> **EXERCISE DIRECTIONS**
In your answer, every line of the records should be written out exactly.
[SUPPLIED ENTRIES Boundary: Start]
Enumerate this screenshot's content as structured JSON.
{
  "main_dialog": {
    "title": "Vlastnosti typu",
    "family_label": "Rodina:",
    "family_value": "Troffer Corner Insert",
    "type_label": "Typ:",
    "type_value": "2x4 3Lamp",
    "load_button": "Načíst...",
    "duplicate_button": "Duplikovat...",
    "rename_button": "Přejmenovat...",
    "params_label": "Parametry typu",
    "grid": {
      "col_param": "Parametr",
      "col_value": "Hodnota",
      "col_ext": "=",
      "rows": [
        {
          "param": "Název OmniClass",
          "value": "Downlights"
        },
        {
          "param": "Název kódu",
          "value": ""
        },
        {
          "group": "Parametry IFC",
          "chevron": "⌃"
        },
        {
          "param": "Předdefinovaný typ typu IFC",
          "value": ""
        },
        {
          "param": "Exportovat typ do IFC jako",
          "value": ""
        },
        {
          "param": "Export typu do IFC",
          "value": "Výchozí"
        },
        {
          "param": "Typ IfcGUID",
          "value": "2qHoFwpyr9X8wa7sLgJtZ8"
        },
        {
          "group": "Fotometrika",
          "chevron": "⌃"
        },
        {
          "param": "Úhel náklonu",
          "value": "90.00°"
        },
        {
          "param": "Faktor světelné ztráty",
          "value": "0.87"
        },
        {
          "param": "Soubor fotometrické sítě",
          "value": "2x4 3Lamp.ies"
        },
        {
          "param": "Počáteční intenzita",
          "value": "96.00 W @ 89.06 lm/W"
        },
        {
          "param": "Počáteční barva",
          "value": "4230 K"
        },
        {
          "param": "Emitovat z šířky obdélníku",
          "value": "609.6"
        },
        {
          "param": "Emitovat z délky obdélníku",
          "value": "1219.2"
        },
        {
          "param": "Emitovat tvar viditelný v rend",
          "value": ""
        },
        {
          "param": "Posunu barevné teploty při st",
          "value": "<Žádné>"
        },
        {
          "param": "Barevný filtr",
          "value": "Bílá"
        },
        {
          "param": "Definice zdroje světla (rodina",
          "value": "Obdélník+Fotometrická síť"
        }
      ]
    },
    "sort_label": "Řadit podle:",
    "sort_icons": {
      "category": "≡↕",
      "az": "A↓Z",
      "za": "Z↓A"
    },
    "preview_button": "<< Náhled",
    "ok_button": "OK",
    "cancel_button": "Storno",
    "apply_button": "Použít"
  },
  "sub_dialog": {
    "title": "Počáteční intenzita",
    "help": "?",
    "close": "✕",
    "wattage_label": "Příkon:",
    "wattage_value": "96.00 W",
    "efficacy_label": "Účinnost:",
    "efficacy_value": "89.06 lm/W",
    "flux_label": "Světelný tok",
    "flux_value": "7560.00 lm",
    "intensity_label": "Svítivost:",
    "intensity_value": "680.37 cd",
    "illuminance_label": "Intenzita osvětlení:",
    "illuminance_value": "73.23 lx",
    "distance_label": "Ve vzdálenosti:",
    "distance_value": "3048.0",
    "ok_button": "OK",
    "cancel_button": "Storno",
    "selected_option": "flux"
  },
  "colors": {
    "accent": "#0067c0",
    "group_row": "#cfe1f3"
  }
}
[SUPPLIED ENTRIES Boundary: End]
> **WRITTEN SOLUTION**
Enumerate this screenshot's content as structured JSON.
{
  "main_dialog": {
    "title": "Vlastnosti typu",
    "family_label": "Rodina:",
    "family_value": "Troffer Corner Insert",
    "type_label": "Typ:",
    "type_value": "2x4 3Lamp",
    "load_button": "Načíst...",
    "duplicate_button": "Duplikovat...",
    "rename_button": "Přejmenovat...",
    "params_label": "Parametry typu",
    "grid": {
      "col_param": "Parametr",
      "col_value": "Hodnota",
      "col_ext": "=",
      "rows": [
        {
          "param": "Název OmniClass",
          "value": "Downlights"
        },
        {
          "param": "Název kódu",
          "value": ""
        },
        {
          "group": "Parametry IFC",
          "chevron": "⌃"
        },
        {
          "param": "Předdefinovaný typ typu IFC",
          "value": ""
        },
        {
          "param": "Exportovat typ do IFC jako",
          "value": ""
        },
        {
          "param": "Export typu do IFC",
          "value": "Výchozí"
        },
        {
          "param": "Typ IfcGUID",
          "value": "2qHoFwpyr9X8wa7sLgJtZ8"
        },
        {
          "group": "Fotometrika",
          "chevron": "⌃"
        },
        {
          "param": "Úhel náklonu",
          "value": "90.00°"
        },
        {
          "param": "Faktor světelné ztráty",
          "value": "0.87"
        },
        {
          "param": "Soubor fotometrické sítě",
          "value": "2x4 3Lamp.ies"
        },
        {
          "param": "Počáteční intenzita",
          "value": "96.00 W @ 89.06 lm/W"
        },
        {
          "param": "Počáteční barva",
          "value": "4230 K"
        },
        {
          "param": "Emitovat z šířky obdélníku",
          "value": "609.6"
        },
        {
          "param": "Emitovat z délky obdélníku",
          "value": "1219.2"
        },
        {
          "param": "Emitovat tvar viditelný v rend",
          "value": ""
        },
        {
          "param": "Posunu barevné teploty při st",
          "value": "<Žádné>"
        },
        {
          "param": "Barevný filtr",
          "value": "Bílá"
        },
        {
          "param": "Definice zdroje světla (rodina",
          "value": "Obdélník+Fotometrická síť"
        }
      ]
    },
    "sort_label": "Řadit podle:",
    "sort_icons": {
      "category": "≡↕",
      "az": "A↓Z",
      "za": "Z↓A"
    },
    "preview_button": "<< Náhled",
    "ok_button": "OK",
    "cancel_button": "Storno",
    "apply_button": "Použít"
  },
  "sub_dialog": {
    "title": "Počáteční intenzita",
    "help": "?",
    "close": "✕",
    "wattage_label": "Příkon:",
    "wattage_value": "96.00 W",
    "efficacy_label": "Účinnost:",
    "efficacy_value": "89.06 lm/W",
    "flux_label": "Světelný tok",
    "flux_value": "7560.00 lm",
    "intensity_label": "Svítivost:",
    "intensity_value": "680.37 cd",
    "illuminance_label": "Intenzita osvětlení:",
    "illuminance_value": "73.23 lx",
    "distance_label": "Ve vzdálenosti:",
    "distance_value": "3048.0",
    "ok_button": "OK",
    "cancel_button": "Storno",
    "selected_option": "flux"
  },
  "colors": {
    "accent": "#0067c0",
    "group_row": "#cfe1f3"
  }
}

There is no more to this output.